Several influential early years figures are among more than 2,000 people to sign a petition against plans to introduce new testing arrangements for children in reception classes.

From September this year, schools will be able to use new baseline assessments to test the knowledge and understanding of children as young as four in school reception classes at the beginning of the academic year. The tests will replace the use of the Early Years Foundation Stage Profile.

But the plans have been rejected by many in the sector and a petition has so far attracted 2,086 signatures from early years experts, providers and parents.

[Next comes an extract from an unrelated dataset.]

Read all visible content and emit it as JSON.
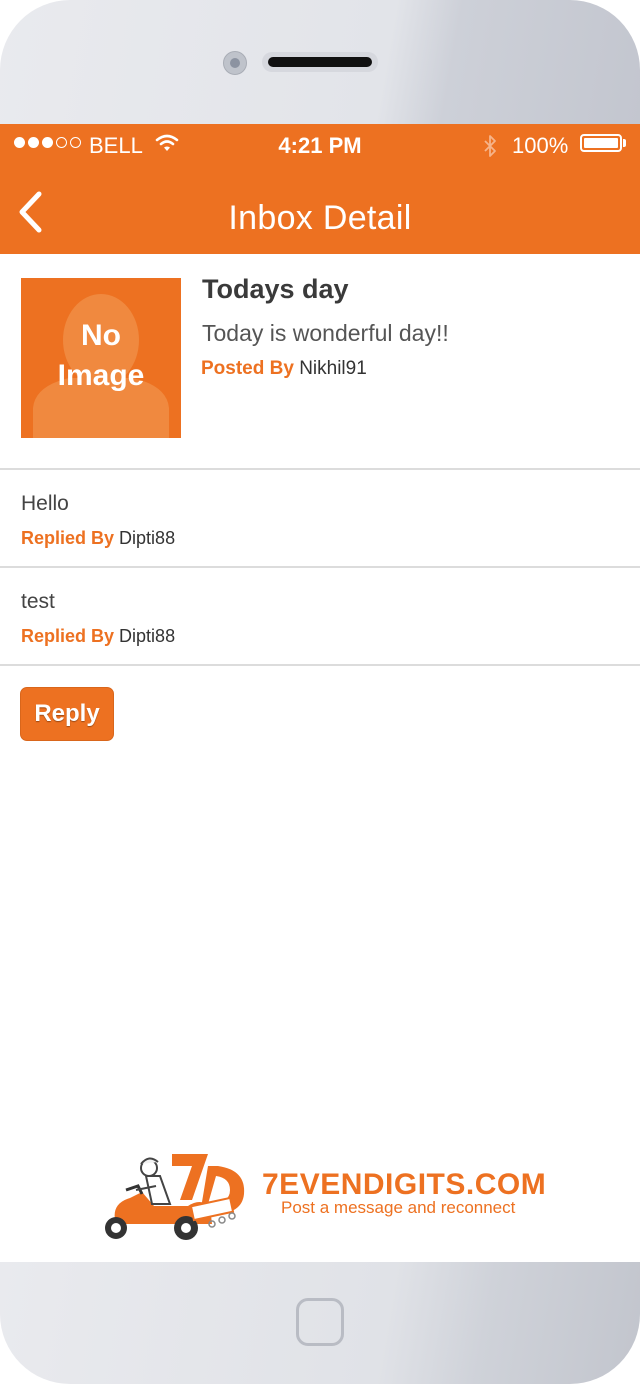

The campaign, launched by Early Education, The British Association for Early Childhood in Education, warns that the arrangements could harm children’s development and that those who perform less well could be “stigmatised and labelled as failing” within weeks of starting school.

Beatrice Merrick, chief executive of Early Education, hopes that their support will help to place the issue high on the political agenda ahead of the general election in May. “We want to try to get it on the radar of the political parties now so that pre-election we see parties committing to reviewing this policy. We realise that it’s unlikely that we’re going to get a decision now to take it away but a new government could look at this and say ‘is this rational’?”

Nutbrown, author of the 2012 Nutbrown Review into early education, dismissed the testing arrangements as “deeply flawed”. She said: “This is a deeply flawed process and not a reliable way to learn about young children’s learning and development. Assessment through ongoing observation and working with young children is the best way to support their learning.”

Meanwhile, Penny Tassoni, president of the Professional Association for Childcare and Early Years, described the assessment as “another nail in the coffin” for early childhood.

A spokeswoman for the DfE said: "There is absolutely no suggestion of introducing the kind of formal testing in reception that is used with older children - that would be completely inappropriate. These assessments include simple tasks typical for children at the start of reception, such as counting and recognising letters, numbers and everyday objects. Most schools already do some form of assessment when children start in reception, so they already know what care and attention the child needs."